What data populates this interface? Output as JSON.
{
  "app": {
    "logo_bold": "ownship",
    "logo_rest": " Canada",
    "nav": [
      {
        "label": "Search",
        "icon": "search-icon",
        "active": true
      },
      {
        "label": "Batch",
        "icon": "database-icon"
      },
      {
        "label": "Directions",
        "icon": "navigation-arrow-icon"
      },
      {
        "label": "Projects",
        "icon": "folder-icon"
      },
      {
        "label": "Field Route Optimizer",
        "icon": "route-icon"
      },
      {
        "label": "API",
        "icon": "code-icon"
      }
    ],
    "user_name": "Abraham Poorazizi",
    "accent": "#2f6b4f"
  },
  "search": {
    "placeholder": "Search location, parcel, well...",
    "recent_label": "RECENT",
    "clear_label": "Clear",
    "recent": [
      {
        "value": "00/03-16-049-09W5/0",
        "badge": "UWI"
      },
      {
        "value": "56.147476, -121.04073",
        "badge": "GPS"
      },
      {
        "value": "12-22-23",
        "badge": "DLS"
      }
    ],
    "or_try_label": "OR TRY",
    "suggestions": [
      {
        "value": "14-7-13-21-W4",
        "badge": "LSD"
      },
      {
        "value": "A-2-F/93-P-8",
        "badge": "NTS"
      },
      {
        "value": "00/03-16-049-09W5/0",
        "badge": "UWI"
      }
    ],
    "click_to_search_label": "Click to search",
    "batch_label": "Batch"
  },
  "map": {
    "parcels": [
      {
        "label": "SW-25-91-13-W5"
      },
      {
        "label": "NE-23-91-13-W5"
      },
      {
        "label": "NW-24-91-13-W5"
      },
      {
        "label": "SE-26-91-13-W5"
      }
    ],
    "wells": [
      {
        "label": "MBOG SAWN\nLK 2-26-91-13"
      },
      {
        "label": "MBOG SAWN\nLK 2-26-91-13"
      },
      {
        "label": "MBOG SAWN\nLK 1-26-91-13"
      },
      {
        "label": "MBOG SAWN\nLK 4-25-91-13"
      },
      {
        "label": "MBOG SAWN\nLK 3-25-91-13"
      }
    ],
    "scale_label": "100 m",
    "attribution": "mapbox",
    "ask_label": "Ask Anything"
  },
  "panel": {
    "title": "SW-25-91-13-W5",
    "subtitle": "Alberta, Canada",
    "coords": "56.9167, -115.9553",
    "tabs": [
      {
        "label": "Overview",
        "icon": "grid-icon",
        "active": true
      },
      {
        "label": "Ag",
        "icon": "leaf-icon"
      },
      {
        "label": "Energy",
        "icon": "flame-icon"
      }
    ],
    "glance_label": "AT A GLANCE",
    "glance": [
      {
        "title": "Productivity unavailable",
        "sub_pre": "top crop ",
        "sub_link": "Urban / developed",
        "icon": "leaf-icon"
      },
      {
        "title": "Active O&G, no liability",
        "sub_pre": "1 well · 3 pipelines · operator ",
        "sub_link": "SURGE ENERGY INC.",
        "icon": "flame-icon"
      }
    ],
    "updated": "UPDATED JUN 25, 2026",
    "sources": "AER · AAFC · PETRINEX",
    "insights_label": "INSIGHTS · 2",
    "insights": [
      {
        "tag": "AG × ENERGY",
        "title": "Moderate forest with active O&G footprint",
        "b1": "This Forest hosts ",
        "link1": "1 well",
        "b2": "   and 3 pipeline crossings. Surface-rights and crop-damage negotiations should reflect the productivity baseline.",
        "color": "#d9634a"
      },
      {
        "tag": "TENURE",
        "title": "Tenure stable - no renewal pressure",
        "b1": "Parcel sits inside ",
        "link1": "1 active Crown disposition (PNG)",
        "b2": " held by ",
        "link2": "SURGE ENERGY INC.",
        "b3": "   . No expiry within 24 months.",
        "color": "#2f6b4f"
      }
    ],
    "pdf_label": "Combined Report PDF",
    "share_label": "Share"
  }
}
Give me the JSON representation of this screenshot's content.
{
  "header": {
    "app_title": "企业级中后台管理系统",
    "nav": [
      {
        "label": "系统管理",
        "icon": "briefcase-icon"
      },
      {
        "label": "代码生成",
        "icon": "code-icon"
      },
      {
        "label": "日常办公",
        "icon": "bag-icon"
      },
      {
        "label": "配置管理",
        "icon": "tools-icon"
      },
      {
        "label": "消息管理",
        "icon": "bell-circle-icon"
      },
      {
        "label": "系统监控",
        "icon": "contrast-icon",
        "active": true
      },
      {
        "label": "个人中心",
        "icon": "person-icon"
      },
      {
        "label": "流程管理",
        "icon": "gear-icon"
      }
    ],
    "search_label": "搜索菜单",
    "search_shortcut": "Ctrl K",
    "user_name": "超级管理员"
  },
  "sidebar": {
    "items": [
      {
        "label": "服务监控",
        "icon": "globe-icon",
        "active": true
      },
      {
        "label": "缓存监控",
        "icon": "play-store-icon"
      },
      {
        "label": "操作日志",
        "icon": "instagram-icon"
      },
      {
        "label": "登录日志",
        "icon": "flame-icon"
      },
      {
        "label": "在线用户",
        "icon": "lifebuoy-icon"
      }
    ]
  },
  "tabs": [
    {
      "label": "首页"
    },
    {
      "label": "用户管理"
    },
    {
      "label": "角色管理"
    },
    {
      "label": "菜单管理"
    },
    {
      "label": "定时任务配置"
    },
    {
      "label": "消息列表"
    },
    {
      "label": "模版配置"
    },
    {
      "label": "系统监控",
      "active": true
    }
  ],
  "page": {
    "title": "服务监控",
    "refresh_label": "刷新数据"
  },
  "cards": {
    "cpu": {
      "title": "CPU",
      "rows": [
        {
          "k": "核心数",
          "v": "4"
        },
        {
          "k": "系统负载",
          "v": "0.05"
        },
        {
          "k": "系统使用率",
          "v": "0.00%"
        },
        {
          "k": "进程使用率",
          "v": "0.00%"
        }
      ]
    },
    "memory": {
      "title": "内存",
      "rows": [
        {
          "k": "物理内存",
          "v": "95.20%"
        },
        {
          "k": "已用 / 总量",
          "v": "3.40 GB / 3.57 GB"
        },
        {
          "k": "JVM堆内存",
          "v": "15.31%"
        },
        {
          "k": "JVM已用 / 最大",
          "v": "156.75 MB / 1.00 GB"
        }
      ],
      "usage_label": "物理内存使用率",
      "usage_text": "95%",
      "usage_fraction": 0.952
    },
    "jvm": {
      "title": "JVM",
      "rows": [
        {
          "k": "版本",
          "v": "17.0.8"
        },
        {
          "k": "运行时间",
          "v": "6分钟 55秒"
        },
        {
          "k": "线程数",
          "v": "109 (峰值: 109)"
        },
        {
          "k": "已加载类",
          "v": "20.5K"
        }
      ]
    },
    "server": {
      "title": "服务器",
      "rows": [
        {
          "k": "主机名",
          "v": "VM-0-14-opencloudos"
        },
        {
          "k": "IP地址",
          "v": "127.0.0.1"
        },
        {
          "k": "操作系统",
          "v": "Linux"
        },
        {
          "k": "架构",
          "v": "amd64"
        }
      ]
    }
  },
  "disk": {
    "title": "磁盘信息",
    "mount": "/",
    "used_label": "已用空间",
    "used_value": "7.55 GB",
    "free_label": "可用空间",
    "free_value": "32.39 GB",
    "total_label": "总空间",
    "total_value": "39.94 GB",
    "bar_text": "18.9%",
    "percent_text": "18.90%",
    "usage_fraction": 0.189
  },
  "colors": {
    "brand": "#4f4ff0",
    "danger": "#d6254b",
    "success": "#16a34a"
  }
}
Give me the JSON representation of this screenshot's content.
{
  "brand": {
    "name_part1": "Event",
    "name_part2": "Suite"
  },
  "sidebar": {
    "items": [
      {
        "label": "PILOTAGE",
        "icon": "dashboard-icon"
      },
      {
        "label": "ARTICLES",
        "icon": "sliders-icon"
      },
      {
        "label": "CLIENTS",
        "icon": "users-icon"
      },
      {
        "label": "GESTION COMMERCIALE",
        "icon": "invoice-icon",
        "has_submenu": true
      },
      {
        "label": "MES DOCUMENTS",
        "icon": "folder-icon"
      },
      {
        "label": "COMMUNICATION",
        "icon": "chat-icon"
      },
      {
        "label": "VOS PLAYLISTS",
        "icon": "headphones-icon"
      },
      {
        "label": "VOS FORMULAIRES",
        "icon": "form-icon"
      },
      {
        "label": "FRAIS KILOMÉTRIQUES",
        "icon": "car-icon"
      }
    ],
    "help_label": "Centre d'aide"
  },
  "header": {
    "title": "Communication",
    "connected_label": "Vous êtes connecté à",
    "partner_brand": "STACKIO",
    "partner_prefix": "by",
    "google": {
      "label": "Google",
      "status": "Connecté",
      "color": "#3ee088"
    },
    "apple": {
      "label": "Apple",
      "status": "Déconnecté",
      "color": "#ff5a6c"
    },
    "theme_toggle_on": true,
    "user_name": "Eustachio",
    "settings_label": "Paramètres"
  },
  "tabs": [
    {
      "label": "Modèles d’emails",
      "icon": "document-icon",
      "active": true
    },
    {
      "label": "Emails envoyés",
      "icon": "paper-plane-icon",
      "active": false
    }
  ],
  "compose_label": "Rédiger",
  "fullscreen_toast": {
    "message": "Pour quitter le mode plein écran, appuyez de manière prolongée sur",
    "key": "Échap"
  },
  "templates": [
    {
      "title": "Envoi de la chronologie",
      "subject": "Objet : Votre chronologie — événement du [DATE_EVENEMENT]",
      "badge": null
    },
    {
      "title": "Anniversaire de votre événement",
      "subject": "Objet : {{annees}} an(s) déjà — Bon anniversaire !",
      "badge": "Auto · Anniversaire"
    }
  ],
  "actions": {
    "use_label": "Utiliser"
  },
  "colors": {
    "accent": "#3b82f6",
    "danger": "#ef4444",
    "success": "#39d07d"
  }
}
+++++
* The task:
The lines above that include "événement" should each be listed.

* Output for this task:
      "subject": "Objet : Votre chronologie — événement du [DATE_EVENEMENT]",
      "title": "Anniversaire de votre événement",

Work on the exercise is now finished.